It is very important that you pay attention to your moods and emotions after you’ve had your baby. The earlier you catch postnatal depression, the easier it can be to recover.
Your baby is special
During the next twelve months, your baby will go through more developmental changes than at any other time during his life.
A good way to enjoy your baby’s uniqueness is by observing him closely.
The most important thing about observing is knowing what you’re looking for: sometimes when a mother brings her baby to the clinic, the doctor asks questions to which the mother may not know the answers. This is simply because the mother doesn’t know what behaviours to look out for.
As you read the Growing Child you will learn what to look for because it will tell you about the most important developments that will normally be taking place.
Every baby is different and each one will progress at a different rate. The more you are able to develop your own powers of observation, the more you will know about the individuality of your child.
The most important part of caregiving is to make a good match between your responses and your baby’s temperament.
Keep a record
Just watching your baby’s development is quite an experience, and the memories will be precious years from now.
So, you might like to cherish these memories for yourself and your child by recording what you see. Buy or make a diary, one with spaces for each day.
Then each day, write some little thing about your baby: How does he look? What did he do? How do you feel about him?
Some parents keep a diary for each child until they’re grown up.
If you miss a few days, don’t give up; everyone has busy days. Instead just skip a few pages and continue.
In addition to providing a lot of fun for you as you read it, a diary may be of value to a doctor if your child later develops a medical problem.
You may also wish to add photographs or other mementos.

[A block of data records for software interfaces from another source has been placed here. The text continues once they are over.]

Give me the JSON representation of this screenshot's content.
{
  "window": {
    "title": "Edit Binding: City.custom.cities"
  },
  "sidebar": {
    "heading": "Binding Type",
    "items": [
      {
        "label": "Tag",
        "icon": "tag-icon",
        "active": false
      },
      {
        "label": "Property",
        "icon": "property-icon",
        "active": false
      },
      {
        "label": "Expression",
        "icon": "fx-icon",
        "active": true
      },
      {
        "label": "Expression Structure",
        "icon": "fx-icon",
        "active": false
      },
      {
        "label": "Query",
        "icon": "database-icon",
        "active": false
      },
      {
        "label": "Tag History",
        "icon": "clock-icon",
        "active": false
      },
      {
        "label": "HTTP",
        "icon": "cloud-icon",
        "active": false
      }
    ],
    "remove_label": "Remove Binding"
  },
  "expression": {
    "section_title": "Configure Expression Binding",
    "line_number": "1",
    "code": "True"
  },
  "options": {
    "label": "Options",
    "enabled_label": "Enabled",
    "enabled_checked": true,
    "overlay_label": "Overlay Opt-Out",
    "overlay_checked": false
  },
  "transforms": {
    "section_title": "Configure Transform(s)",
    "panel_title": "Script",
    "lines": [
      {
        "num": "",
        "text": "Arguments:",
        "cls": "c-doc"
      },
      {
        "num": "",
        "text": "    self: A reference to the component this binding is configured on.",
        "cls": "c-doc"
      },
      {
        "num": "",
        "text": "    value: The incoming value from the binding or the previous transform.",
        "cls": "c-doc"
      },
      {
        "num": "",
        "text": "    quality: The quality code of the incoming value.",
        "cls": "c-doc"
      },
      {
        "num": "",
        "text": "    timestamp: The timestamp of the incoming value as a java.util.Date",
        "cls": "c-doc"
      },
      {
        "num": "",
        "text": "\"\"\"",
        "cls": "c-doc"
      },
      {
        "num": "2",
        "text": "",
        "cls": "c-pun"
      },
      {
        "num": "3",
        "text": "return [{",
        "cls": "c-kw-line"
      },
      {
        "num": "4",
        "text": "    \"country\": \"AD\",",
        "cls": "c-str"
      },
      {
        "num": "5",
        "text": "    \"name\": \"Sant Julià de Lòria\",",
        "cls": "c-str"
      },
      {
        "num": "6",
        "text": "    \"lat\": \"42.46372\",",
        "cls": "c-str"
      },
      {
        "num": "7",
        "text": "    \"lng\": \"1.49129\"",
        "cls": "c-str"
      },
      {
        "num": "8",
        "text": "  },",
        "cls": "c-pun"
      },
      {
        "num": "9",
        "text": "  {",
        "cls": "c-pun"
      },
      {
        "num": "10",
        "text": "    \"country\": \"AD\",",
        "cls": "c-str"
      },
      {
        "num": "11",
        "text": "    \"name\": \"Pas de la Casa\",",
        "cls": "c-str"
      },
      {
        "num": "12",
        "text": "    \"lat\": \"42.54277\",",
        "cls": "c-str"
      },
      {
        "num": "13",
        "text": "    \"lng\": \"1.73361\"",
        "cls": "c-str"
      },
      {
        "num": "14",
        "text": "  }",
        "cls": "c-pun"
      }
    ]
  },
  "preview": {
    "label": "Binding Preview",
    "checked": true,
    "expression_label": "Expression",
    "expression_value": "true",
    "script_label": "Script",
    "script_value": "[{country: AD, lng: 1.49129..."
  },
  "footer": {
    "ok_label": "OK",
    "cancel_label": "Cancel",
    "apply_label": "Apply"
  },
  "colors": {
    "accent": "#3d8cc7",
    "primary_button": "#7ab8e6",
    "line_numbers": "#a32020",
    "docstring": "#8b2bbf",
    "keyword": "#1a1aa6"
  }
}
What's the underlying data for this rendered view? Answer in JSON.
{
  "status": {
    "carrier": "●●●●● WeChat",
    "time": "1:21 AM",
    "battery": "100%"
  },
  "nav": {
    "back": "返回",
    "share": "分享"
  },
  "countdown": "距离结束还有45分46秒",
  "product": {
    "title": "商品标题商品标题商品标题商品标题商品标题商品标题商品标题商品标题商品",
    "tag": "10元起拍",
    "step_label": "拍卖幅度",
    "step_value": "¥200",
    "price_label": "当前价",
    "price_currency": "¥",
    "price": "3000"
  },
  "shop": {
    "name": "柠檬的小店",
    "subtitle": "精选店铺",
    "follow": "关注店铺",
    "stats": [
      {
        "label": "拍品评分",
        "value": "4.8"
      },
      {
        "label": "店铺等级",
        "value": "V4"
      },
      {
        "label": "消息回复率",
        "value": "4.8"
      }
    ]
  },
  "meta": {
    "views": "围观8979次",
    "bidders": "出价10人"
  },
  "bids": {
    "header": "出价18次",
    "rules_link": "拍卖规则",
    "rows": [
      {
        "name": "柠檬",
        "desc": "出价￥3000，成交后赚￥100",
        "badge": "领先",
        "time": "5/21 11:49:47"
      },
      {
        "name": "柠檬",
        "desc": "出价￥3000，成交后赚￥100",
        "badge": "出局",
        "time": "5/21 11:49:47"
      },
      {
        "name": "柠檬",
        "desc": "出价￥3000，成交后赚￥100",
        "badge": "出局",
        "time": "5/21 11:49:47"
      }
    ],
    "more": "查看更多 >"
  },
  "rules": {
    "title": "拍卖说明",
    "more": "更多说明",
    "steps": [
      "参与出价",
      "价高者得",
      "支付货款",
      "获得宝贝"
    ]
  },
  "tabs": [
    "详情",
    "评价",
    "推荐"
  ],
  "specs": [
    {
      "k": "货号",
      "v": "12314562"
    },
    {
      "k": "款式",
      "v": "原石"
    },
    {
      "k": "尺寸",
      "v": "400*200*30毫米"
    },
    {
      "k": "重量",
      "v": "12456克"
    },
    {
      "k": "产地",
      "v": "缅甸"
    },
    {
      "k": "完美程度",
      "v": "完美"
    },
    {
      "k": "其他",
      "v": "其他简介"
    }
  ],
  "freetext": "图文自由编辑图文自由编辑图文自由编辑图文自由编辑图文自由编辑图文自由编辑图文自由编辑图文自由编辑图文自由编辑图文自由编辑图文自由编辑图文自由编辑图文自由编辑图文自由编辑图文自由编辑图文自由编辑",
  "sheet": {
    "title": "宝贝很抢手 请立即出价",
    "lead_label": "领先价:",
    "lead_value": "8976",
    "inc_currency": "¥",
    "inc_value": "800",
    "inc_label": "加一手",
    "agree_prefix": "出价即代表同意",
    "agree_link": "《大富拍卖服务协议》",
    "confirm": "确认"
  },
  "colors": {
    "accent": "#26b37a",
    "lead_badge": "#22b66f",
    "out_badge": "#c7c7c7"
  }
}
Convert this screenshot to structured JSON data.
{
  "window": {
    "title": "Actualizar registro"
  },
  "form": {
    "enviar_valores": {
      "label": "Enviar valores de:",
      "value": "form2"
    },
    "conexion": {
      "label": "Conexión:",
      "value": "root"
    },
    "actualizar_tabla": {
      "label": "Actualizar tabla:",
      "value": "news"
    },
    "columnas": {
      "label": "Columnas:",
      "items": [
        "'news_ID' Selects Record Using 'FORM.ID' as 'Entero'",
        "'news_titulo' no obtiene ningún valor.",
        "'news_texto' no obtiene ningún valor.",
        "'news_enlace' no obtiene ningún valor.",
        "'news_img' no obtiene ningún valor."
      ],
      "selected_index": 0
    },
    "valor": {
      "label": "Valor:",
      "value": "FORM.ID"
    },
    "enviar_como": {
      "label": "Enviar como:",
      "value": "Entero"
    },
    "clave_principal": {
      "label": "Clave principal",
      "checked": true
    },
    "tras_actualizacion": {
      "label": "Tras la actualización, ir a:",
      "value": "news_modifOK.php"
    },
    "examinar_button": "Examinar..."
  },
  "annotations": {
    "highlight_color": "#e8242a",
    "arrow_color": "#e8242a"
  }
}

With today’s cameras, it’s also easy to keep friends and relatives updated with e-mail photos. Remember to keep your camera handy!